3 min read Partner content

As the world remembers this week the tragedy of the twin earthquakes that rocked Nepal on April 25 and May 12, 2015, the international non-profit WaterAid marks one of the country’s most untold achievements and calls for continued support to overcome water, sanitation and hygiene challenges that persist for survivors one year on. 

Fast-acting and far-reaching sanitation and hygiene awareness efforts made by the Government, community health workers, volunteers and organisations like WaterAid Nepal in the weeks immediately following the earthquake resulted in the prevention of outbreaks of cholera or other dreaded diseases related to poor water, sanitation and hygiene often seen after natural and humanitarian disasters of this proportion. The fact that a secondary public health crisis was prevented is a major untold triumph.

WaterAid Nepal’s Country Representative, Tripti Rai, said: “The fact Nepal avoided a cholera outbreak, and prevented widespread disease following the disaster, is a tremendous success, and one that WaterAid is glad to have helped achieve. Unfortunately, however, thousands of people across the country are still living in desperately difficult situations and in continued need of support. One year on, more aid and proficient delivery is urgently needed to ensure the rebuilding process happens as quickly as it possibly can. At WaterAid, we are especially concerned about the long-term welfare of the poorest communities.”

Whilst WaterAid recognises the government’s efforts to create a strong, streamlined framework for helping the country build back better, the lack of proper investment in capacity to delivery and inadequate financial resources means hundreds and thousands of people are still living in temporary housing. Many are living in cramped encampments for internally displaced persons with no long-term solutions for water or sanitation facilities. As a result, access to clean water, toilets and hygiene services is compromised – as well as people’s health, education and dignity.

Compounding the complicated situation of damage to basic infrastructure, many natural springs – which a large number of people in rural Nepal depend upon for their water supplies – produce less water, or have dried up all together.

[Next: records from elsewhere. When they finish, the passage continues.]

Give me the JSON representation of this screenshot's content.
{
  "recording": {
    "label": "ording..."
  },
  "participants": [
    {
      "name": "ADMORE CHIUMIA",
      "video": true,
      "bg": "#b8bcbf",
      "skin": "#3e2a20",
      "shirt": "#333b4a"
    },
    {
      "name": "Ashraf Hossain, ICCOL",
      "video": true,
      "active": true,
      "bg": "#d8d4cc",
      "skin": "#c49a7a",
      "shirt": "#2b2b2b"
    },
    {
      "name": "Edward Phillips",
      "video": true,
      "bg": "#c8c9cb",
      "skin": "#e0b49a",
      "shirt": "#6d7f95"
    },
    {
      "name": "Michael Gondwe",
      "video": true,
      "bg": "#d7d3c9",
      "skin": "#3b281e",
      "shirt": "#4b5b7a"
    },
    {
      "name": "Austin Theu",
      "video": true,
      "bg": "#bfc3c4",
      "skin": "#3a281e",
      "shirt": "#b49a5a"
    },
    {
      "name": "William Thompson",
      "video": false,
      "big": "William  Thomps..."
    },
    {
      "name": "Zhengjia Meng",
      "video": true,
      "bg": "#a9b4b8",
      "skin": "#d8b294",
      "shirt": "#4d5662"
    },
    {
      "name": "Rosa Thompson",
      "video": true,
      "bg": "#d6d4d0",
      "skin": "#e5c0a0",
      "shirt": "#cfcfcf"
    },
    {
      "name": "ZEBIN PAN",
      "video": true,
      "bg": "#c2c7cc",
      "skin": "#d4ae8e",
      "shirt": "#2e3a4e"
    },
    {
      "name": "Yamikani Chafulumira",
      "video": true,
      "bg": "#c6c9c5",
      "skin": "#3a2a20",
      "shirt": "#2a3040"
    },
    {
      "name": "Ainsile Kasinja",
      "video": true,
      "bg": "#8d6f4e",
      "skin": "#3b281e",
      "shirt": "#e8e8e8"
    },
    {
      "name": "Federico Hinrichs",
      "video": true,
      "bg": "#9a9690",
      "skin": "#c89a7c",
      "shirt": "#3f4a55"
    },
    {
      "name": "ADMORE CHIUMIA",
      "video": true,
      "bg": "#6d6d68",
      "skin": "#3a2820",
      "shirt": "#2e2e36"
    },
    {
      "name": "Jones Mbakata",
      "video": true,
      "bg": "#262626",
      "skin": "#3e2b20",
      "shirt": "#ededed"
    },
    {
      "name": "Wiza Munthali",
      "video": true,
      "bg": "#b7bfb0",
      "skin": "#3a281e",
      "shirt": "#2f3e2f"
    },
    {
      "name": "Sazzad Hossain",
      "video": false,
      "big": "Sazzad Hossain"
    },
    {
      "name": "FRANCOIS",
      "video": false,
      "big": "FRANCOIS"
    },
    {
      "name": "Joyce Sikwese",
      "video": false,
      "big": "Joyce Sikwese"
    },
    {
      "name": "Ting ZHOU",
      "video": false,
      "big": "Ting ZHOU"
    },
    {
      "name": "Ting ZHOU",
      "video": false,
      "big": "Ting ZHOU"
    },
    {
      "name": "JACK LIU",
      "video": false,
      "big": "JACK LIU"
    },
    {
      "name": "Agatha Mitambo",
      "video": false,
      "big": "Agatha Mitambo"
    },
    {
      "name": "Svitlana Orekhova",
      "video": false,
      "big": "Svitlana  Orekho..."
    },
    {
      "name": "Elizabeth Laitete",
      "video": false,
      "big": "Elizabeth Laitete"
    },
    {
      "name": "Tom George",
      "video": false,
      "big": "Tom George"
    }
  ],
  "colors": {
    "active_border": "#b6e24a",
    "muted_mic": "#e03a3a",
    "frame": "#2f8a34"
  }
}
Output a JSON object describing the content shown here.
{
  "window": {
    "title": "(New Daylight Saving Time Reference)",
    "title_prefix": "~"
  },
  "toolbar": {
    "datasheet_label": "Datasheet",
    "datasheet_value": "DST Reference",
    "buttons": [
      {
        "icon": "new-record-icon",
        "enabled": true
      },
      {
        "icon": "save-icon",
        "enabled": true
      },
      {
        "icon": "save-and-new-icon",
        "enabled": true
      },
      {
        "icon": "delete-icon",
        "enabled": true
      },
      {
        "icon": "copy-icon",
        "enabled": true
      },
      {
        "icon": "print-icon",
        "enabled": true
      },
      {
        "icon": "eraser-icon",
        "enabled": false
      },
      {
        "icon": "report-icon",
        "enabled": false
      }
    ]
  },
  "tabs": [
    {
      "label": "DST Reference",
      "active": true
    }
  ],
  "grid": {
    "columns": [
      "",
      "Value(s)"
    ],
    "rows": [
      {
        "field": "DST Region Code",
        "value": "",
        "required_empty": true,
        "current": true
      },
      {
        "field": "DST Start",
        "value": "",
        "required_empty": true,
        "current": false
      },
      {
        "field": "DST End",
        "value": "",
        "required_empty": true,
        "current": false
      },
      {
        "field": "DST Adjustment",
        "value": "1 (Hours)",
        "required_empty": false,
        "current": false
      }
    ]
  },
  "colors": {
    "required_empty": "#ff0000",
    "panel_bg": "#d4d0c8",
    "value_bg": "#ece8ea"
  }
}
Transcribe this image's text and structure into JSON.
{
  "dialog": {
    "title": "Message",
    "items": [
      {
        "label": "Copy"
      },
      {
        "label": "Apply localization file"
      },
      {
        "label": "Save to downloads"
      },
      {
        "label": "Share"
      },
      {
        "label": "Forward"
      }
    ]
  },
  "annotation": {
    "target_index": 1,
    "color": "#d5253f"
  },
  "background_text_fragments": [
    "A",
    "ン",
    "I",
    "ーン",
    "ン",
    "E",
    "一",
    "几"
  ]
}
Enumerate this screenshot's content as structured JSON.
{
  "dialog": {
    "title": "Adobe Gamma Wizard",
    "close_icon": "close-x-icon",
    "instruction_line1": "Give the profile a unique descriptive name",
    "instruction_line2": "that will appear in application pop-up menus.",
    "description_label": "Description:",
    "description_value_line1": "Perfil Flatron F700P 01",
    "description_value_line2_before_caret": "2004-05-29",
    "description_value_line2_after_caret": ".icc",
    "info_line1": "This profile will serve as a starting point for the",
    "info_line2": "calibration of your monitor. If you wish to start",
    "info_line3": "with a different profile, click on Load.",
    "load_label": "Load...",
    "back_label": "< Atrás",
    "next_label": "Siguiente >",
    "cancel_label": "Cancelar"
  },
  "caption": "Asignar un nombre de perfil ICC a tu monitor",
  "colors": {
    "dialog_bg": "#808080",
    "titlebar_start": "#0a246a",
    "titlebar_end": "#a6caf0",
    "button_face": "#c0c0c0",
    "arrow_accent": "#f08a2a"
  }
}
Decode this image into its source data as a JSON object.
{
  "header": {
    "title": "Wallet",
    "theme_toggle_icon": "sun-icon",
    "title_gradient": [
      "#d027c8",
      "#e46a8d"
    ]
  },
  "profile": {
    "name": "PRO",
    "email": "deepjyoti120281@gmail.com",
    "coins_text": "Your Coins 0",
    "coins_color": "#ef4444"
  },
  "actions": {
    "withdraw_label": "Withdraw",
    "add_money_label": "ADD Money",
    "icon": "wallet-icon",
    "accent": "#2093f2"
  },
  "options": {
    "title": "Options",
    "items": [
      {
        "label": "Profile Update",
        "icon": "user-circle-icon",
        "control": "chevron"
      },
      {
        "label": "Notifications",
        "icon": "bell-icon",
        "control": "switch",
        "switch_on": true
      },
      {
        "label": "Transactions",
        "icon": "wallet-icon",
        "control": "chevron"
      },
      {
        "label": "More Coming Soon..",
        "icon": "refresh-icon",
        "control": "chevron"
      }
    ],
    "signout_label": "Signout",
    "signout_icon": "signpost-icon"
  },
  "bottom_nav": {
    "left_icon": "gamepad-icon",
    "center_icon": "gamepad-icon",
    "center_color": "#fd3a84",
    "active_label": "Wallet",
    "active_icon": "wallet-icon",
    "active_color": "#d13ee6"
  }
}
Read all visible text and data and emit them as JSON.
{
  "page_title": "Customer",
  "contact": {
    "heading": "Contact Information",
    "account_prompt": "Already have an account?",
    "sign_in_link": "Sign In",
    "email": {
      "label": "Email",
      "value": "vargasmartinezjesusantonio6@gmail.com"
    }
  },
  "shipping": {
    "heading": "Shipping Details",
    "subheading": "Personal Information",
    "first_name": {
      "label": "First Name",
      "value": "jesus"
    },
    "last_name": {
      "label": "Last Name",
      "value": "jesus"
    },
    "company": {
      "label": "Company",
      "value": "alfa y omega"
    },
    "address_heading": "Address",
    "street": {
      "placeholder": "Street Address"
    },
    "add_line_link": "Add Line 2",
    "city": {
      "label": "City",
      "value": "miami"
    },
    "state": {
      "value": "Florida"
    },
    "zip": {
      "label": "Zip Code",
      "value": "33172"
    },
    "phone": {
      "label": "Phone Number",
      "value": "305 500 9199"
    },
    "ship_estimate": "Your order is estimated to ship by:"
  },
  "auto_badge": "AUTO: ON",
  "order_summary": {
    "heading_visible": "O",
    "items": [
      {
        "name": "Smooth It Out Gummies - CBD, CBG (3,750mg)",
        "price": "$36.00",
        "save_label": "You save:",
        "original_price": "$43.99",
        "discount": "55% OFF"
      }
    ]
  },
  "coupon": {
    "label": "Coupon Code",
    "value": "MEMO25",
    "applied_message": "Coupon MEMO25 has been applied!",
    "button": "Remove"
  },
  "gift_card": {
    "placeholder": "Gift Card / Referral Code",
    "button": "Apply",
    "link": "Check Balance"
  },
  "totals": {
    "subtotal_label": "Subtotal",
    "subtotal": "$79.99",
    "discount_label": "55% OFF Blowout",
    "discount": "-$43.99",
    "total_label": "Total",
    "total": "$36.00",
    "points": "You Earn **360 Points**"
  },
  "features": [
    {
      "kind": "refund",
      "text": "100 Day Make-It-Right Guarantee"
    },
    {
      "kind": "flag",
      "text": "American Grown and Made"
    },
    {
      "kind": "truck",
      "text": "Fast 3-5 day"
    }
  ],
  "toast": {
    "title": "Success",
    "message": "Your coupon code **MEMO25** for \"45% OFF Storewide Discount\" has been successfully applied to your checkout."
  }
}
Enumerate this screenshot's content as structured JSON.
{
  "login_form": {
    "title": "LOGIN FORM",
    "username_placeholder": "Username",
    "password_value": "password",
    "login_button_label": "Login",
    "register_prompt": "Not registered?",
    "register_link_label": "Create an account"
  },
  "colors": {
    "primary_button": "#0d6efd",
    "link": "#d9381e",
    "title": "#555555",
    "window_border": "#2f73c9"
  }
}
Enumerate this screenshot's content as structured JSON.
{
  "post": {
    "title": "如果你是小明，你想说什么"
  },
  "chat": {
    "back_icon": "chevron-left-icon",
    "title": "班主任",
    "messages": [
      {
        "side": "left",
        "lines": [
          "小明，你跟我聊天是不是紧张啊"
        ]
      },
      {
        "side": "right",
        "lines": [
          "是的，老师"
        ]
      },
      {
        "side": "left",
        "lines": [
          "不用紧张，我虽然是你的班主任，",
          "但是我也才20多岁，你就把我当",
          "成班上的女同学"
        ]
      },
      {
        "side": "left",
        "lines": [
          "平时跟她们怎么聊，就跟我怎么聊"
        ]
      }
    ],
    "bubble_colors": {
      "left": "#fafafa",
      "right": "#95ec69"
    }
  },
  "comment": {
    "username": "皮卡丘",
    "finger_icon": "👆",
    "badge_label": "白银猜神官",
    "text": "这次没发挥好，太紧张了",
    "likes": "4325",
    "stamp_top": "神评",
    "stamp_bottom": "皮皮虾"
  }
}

Some communities that once had 24/7 access to water now have just one to two hours per day, and many people are having to bath in rivers or queue for hours at taps.

To combat this, WaterAid, together with its local partners and the communities it works with, is working to find new spring sources and construct new intake structures for water supply schemes.

“This will be a long journey and WaterAid is committed to helping the people of Nepal build back better. Access to safe water, improved sanitation and hygiene helps build resilient communities. ,” said Rai. “In Kharelthok, for example, a new intake to increase the flow of water into a water supply scheme has been constructed, and communities are receiving training on how to protect and maintain fresh water springs. To date, we’ve helped communities restore nearly 400 water points, constructed over 300 handwashing stations, and restored toilets in public school, camps for internally displaced persons and local villages.”

WaterAid had been active in Nepal for over 30 years and has a long history of water, sanitation and hygiene related successes with communities. Immediately after the emergency the WaterAid Nepal team, strengthened with staff from the wider WaterAid family, joined the international relief effort delivering water purification drops and tablets, sanitary towels, nappies, bars of soaps, buckets, jugs of latrine disinfectant and other essential items to those affected reaching over 160,000 people.

The organisation calls on the Nepalese government to take action on water and sanitation services, while providing community-level training on water safety plans that are designed to ensure water delivered by water supply schemes is free from contamination. At the same time, communities are being encouraged to collect rainwater in safe storage tanks to supplement available water supplies.


Foreign affairs